> _BRIEF_
Reprint the entries without altering anything.

Web page and app entries

=== Section Start ===

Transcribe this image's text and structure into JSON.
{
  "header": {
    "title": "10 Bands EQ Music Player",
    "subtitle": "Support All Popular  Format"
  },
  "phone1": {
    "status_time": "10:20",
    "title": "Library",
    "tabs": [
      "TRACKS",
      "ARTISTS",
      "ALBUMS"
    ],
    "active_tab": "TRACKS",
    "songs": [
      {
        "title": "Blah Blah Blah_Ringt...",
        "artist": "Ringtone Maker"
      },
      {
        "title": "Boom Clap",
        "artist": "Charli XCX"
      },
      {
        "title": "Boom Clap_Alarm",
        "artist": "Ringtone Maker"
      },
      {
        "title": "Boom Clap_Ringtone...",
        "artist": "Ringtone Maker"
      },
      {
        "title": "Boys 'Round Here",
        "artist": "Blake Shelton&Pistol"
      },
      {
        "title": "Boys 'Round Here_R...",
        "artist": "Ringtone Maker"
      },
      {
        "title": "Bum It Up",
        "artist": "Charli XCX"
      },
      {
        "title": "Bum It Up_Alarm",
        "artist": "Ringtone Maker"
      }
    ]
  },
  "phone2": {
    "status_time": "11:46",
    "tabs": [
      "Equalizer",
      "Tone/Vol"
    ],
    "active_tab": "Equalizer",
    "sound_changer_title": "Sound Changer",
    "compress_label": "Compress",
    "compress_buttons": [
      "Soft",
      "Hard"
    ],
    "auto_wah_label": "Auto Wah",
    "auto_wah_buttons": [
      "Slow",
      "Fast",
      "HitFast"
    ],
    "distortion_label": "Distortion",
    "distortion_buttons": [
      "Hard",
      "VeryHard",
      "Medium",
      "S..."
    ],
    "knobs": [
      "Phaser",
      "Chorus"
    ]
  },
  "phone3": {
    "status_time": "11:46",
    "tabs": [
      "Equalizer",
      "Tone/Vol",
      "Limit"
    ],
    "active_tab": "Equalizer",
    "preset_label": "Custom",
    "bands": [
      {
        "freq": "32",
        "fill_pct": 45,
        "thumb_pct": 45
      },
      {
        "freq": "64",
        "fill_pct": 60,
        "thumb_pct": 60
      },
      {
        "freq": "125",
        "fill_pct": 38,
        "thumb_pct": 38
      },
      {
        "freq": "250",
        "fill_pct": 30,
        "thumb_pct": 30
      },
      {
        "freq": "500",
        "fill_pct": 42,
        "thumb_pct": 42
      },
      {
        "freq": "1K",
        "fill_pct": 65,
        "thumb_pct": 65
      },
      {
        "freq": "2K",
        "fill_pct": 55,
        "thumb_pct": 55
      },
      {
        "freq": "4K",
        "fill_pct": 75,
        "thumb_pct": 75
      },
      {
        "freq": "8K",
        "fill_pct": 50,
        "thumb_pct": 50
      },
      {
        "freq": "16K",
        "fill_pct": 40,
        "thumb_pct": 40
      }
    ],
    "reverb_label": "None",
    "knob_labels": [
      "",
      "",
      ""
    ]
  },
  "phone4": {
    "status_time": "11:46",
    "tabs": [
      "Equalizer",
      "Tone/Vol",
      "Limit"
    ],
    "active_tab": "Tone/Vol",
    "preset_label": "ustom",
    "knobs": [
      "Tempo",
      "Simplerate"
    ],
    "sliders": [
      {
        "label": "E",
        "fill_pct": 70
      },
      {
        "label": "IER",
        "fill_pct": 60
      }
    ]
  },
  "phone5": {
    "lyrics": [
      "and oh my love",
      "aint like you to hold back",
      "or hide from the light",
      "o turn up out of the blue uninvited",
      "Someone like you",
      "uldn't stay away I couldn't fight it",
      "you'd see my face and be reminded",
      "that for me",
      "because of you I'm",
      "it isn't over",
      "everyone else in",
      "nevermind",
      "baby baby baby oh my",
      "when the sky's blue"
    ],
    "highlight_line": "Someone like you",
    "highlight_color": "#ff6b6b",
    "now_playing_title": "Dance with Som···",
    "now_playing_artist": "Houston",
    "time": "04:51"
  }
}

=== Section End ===

> _ANSWER SECTION_
Transcribe this image's text and structure into JSON.
{
  "header": {
    "title": "10 Bands EQ Music Player",
    "subtitle": "Support All Popular  Format"
  },
  "phone1": {
    "status_time": "10:20",
    "title": "Library",
    "tabs": [
      "TRACKS",
      "ARTISTS",
      "ALBUMS"
    ],
    "active_tab": "TRACKS",
    "songs": [
      {
        "title": "Blah Blah Blah_Ringt...",
        "artist": "Ringtone Maker"
      },
      {
        "title": "Boom Clap",
        "artist": "Charli XCX"
      },
      {
        "title": "Boom Clap_Alarm",
        "artist": "Ringtone Maker"
      },
      {
        "title": "Boom Clap_Ringtone...",
        "artist": "Ringtone Maker"
      },
      {
        "title": "Boys 'Round Here",
        "artist": "Blake Shelton&Pistol"
      },
      {
        "title": "Boys 'Round Here_R...",
        "artist": "Ringtone Maker"
      },
      {
        "title": "Bum It Up",
        "artist": "Charli XCX"
      },
      {
        "title": "Bum It Up_Alarm",
        "artist": "Ringtone Maker"
      }
    ]
  },
  "phone2": {
    "status_time": "11:46",
    "tabs": [
      "Equalizer",
      "Tone/Vol"
    ],
    "active_tab": "Equalizer",
    "sound_changer_title": "Sound Changer",
    "compress_label": "Compress",
    "compress_buttons": [
      "Soft",
      "Hard"
    ],
    "auto_wah_label": "Auto Wah",
    "auto_wah_buttons": [
      "Slow",
      "Fast",
      "HitFast"
    ],
    "distortion_label": "Distortion",
    "distortion_buttons": [
      "Hard",
      "VeryHard",
      "Medium",
      "S..."
    ],
    "knobs": [
      "Phaser",
      "Chorus"
    ]
  },
  "phone3": {
    "status_time": "11:46",
    "tabs": [
      "Equalizer",
      "Tone/Vol",
      "Limit"
    ],
    "active_tab": "Equalizer",
    "preset_label": "Custom",
    "bands": [
      {
        "freq": "32",
        "fill_pct": 45,
        "thumb_pct": 45
      },
      {
        "freq": "64",
        "fill_pct": 60,
        "thumb_pct": 60
      },
      {
        "freq": "125",
        "fill_pct": 38,
        "thumb_pct": 38
      },
      {
        "freq": "250",
        "fill_pct": 30,
        "thumb_pct": 30
      },
      {
        "freq": "500",
        "fill_pct": 42,
        "thumb_pct": 42
      },
      {
        "freq": "1K",
        "fill_pct": 65,
        "thumb_pct": 65
      },
      {
        "freq": "2K",
        "fill_pct": 55,
        "thumb_pct": 55
      },
      {
        "freq": "4K",
        "fill_pct": 75,
        "thumb_pct": 75
      },
      {
        "freq": "8K",
        "fill_pct": 50,
        "thumb_pct": 50
      },
      {
        "freq": "16K",
        "fill_pct": 40,
        "thumb_pct": 40
      }
    ],
    "reverb_label": "None",
    "knob_labels": [
      "",
      "",
      ""
    ]
  },
  "phone4": {
    "status_time": "11:46",
    "tabs": [
      "Equalizer",
      "Tone/Vol",
      "Limit"
    ],
    "active_tab": "Tone/Vol",
    "preset_label": "ustom",
    "knobs": [
      "Tempo",
      "Simplerate"
    ],
    "sliders": [
      {
        "label": "E",
        "fill_pct": 70
      },
      {
        "label": "IER",
        "fill_pct": 60
      }
    ]
  },
  "phone5": {
    "lyrics": [
      "and oh my love",
      "aint like you to hold back",
      "or hide from the light",
      "o turn up out of the blue uninvited",
      "Someone like you",
      "uldn't stay away I couldn't fight it",
      "you'd see my face and be reminded",
      "that for me",
      "because of you I'm",
      "it isn't over",
      "everyone else in",
      "nevermind",
      "baby baby baby oh my",
      "when the sky's blue"
    ],
    "highlight_line": "Someone like you",
    "highlight_color": "#ff6b6b",
    "now_playing_title": "Dance with Som···",
    "now_playing_artist": "Houston",
    "time": "04:51"
  }
}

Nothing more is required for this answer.